AWI Wool Market Review (week ending 15 September 2022)

AWI Wool Market Review (week ending 15 September 2022)

The most conspicuous results at this week’s Australian wool auctions was the continuing decline in the super fine Merino types of 18.5 micron and finer. In perspective, by cheapening, those types are coming off historically high prices and relatively large price gaps compared to the broader types.  All other types and descriptions on offer, which was the majority of the auction volume, managed to either hold their levels, and even add a few cents in value across the broader Merino wools, crossbreds and cardings sale lots. 

The headline factors affecting wools sluggish performance at auction recently has arisen from the global macroeconomic issues such as the high inflation rates and high energy costs driven by the ongoing Russia-Ukraine conflict. More importantly though for wool prices, the poor domestic consumption figures from China are also having a negative impact. The continued zero covid policy of that nation has consequences that adversely affects consumer spending and that directly interferes with discretionary purchasing on products at the luxury end of the market in which wool apparel mostly sits. 

The declining value of the Australian dollar has somewhat masked the true effect from those powerful influences. A truer picture is gleaned from the US dollar values which has seen a 14.7% reduction in raw wool value since the beginning of April 2022 compared tom the 5% drop in the value measured in and paid for in AUD.
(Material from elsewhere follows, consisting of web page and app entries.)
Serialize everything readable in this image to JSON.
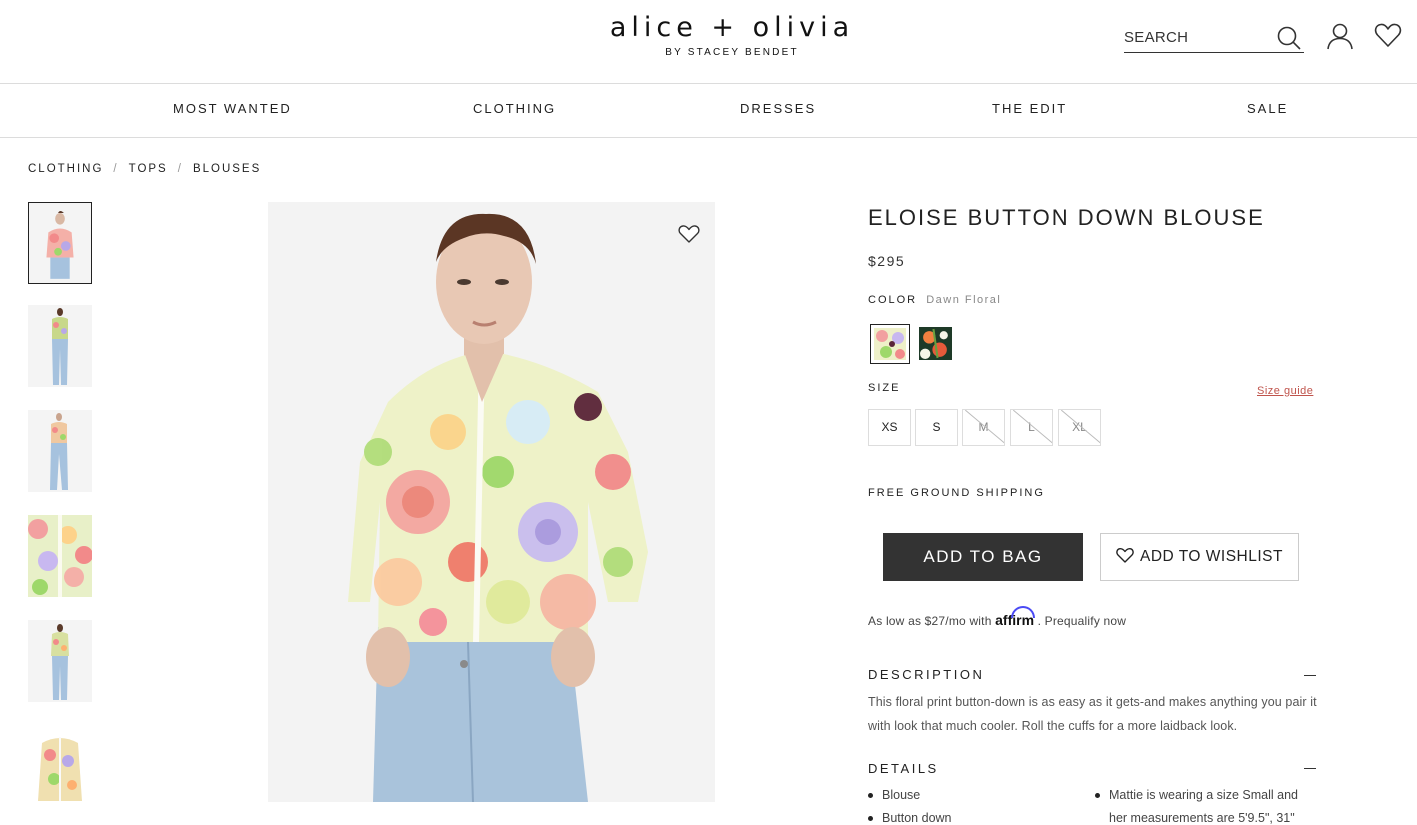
{
  "header": {
    "logo": "alice + olivia",
    "logo_sub": "BY STACEY BENDET",
    "search_placeholder": "SEARCH",
    "icons": [
      "search-icon",
      "account-icon",
      "heart-icon"
    ]
  },
  "nav": {
    "items": [
      "MOST WANTED",
      "CLOTHING",
      "DRESSES",
      "THE EDIT",
      "SALE"
    ]
  },
  "breadcrumb": [
    "CLOTHING",
    "TOPS",
    "BLOUSES"
  ],
  "product": {
    "title": "ELOISE BUTTON DOWN BLOUSE",
    "price": "$295",
    "color_label": "COLOR",
    "color_value": "Dawn Floral",
    "size_label": "SIZE",
    "size_guide": "Size guide",
    "sizes": [
      {
        "label": "XS",
        "available": true
      },
      {
        "label": "S",
        "available": true
      },
      {
        "label": "M",
        "available": false
      },
      {
        "label": "L",
        "available": false
      },
      {
        "label": "XL",
        "available": false
      }
    ],
    "shipping": "FREE GROUND SHIPPING",
    "add_to_bag": "ADD TO BAG",
    "add_to_wishlist": "ADD TO WISHLIST",
    "affirm_prefix": "As low as $27/mo with",
    "affirm_brand": "affirm",
    "affirm_suffix": ". Prequalify now",
    "description_heading": "DESCRIPTION",
    "description_text": "This floral print button-down is as easy as it gets-and makes anything you pair it with look that much cooler. Roll the cuffs for a more laidback look.",
    "details_heading": "DETAILS",
    "details_left": [
      "Blouse",
      "Button down"
    ],
    "details_right": [
      "Mattie is wearing a size Small and her measurements are 5'9.5\", 31\""
    ]
  },
  "colors": {
    "brand_dark": "#333333",
    "link_red": "#c0544c",
    "affirm_blue": "#4a4af4"
  }
}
Merino wool types finer than 17 micron felt the heaviest of losses once again with prices around 130ac lower being offered. The majority of growers selling this week chose to accept those prices on offer. The 18 to 19 micron Merino lines were generally 20ac lower and sale lots broader than 19 micron closed around the established levels to 10ac higher.  The crossbred wool sector largely maintained their values throughout selling but a squeeze towards the close saw a slight push to be 5 to 10ac higher. Cardings moved 10 to 20ac higher  

Local traders were again the leading buyers but towards the end of the selling week it was notable that the Chinese first stage processors and indent operators were lifting their purchasing rates following the decline in prices that had occurred.  Around 37,000 bales are to be offered next week.

Source; AWI